Quiet, thoughtful and unassuming are words often used when describing images made by Japanese photographer Hiroshi Watanabe. Whether photographing a lone child atop a jungle gym-like structure, a shadow of the Washington Monument perfectly draped upon the Vietnam War Memorial, or the simplicity of a lace wedding glove, Watanabe proves time and again that when a photographer is patient, beauty and opportunity reveals itself in everyday events. This silent elegance can also be seen in the faces of amateur Kabuki dancers posing for the camera, and in portraits of macaque monkeys trained in the art of “monkey dancing,” an ancient religious ritual that has become a form of entertainment. From a remote village in Japan, to a farm in Ecuador, to a market in India, Hiroshi Watanabe photographs in places that captive him, where traditions, people and locations intersect.
Hiroshi Watanabe was born in Sapporo, Japan, and moved to Los Angeles after graduating from the Department of Photography, College of Art, at Nihon University in 1975. In Los Angeles, he established a career as a producer for television commercials, and also received his MBA from UCLA Business School in 1993. In 2000, Watanabe turned to photography full time, closing his production company after 25 years in business. Since then, he has traveled extensively, photographing throughout the world. His works are part of numerous private and public collections including The Philadelphia Museum of Art, Museum of Fine Arts (Houston, TX) and the International Museum of Photography at George Eastman House (Rochester, NY).
GREGORY SCOTT Publicado 01 de noviembre de 2014
Robert & Shana ParkeHarrison Gautier's Dream Publicado 11 de febrero de 2014
JEFFREY WOLIN Pigeon Hill: Then & Now Publicado 21 de noviembre de 2013

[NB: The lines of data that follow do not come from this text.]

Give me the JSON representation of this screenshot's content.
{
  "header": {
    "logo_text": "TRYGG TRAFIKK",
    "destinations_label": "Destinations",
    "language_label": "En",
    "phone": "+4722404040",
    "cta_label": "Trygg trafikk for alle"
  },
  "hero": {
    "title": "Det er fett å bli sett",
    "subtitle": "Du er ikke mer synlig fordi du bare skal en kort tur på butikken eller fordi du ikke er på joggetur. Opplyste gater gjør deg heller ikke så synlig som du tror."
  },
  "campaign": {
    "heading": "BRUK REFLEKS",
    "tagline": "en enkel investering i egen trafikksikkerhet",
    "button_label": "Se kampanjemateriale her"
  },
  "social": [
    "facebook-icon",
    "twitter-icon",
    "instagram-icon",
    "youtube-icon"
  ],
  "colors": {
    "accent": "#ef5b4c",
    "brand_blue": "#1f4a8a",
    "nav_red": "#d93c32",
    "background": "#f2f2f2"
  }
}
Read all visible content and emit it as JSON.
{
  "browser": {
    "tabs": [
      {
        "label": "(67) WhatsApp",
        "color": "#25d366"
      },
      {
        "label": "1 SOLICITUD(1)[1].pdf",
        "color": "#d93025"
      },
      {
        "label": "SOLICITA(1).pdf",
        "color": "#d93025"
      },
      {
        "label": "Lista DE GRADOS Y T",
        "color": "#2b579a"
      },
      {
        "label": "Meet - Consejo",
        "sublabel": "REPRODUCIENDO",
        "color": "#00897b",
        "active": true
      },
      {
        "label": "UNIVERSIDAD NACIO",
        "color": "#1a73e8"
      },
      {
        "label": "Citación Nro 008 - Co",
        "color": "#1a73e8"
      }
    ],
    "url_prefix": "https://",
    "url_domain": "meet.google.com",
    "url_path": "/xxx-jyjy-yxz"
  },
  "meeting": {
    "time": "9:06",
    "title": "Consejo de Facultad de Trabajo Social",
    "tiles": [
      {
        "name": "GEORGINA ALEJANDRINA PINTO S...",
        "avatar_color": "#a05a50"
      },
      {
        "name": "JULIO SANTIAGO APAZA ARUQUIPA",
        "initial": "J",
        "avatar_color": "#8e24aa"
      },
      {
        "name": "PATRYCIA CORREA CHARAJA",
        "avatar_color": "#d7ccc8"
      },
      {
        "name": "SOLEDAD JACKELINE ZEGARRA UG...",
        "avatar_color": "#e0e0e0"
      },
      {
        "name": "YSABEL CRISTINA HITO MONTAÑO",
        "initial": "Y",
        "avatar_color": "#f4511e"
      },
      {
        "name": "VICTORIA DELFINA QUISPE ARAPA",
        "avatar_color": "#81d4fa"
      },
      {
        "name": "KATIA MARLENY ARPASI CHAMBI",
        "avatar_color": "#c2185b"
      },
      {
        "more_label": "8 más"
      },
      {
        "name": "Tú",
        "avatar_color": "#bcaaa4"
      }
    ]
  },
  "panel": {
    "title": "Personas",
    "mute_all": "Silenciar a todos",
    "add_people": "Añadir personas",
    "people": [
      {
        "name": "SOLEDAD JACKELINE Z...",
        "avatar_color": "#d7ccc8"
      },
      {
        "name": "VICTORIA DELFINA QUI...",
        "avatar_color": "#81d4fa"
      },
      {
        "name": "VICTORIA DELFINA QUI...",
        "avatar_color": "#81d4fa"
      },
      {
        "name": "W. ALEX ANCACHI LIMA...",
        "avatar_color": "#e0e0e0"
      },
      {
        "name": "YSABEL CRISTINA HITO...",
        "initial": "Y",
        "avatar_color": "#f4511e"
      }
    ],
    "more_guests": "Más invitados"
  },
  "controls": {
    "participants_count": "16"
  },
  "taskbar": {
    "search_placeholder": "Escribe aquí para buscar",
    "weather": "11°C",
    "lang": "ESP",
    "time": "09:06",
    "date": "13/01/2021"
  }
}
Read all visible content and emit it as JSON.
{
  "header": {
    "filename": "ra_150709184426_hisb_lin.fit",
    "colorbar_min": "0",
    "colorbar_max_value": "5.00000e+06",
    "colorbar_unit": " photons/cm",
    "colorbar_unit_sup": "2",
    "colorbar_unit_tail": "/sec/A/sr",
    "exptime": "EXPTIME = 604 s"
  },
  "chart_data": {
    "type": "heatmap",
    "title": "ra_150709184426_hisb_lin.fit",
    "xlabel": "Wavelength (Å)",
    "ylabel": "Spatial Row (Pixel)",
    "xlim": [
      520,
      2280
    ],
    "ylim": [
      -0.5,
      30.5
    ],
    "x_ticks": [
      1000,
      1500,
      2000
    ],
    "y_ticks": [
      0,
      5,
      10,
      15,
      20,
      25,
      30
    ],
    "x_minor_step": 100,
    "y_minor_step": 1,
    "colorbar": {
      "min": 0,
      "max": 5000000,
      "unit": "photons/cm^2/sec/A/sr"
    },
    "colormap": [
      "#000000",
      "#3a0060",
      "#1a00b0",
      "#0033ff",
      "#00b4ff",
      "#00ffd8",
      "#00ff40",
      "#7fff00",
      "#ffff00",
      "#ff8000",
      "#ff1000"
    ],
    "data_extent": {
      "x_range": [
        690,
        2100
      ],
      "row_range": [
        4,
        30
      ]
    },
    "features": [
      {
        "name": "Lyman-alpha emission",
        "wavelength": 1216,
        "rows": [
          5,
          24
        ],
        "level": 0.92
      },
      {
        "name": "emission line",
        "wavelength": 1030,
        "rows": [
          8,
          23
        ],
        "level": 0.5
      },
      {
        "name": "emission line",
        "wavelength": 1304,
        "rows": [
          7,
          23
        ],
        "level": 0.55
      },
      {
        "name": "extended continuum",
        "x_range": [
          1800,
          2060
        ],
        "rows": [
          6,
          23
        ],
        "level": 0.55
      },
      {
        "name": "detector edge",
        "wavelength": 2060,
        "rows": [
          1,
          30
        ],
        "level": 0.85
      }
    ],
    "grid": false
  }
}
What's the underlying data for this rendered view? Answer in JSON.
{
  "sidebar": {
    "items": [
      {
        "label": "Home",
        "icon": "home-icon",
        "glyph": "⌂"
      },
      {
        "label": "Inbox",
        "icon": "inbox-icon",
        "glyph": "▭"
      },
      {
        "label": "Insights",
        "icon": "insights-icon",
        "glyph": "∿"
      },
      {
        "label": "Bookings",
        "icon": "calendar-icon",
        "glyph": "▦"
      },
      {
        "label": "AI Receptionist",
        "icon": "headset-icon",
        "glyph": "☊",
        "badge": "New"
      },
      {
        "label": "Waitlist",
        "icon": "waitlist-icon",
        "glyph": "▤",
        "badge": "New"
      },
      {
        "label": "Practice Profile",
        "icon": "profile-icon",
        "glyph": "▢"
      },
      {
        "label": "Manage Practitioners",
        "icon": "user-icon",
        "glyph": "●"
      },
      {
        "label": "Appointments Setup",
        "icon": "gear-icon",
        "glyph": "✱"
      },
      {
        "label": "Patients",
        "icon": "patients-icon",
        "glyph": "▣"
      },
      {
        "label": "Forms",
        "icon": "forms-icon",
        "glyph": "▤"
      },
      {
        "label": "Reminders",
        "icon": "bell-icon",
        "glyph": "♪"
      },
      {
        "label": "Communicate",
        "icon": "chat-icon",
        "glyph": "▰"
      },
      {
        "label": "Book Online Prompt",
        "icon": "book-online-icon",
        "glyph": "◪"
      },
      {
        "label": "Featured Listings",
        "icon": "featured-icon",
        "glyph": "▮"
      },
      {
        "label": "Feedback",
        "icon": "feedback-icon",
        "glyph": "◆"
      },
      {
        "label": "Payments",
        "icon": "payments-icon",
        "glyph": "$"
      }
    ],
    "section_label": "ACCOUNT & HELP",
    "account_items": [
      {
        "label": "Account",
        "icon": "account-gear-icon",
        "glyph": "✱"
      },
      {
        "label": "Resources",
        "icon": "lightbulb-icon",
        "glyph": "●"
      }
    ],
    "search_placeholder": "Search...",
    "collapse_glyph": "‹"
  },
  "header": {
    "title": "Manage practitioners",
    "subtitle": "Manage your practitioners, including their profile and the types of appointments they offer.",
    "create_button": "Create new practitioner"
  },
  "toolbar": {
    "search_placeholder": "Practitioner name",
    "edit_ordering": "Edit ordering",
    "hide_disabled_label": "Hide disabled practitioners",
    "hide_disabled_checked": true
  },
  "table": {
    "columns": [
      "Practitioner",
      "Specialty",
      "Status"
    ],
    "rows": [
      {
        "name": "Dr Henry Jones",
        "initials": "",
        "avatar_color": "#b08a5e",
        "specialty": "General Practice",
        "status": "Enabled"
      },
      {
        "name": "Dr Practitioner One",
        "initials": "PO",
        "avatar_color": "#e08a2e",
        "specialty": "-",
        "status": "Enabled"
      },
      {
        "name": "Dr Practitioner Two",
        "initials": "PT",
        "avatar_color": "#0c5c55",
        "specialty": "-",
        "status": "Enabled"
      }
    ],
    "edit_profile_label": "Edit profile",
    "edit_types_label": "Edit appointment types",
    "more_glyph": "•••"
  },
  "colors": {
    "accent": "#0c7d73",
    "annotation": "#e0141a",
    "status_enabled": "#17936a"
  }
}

GUSTAVO LACERDA: Albinos Publicado 18 de septiembre de 2013
JULIE BLACKMON: Homegrown Publicado 17 de agosto de 2013
MICHAEL KENNA Publicado 20 de junio de 2013
THE CHICAGO PROJECT V: SELECTIONS FROM OUR ONLINE GALLERY Publicado 29 de mayo de 2013
FRIEKE JANSSENS Publicado 16 de abril de 2013
Comience a crear su propio libro hoy desde 3.99 US $.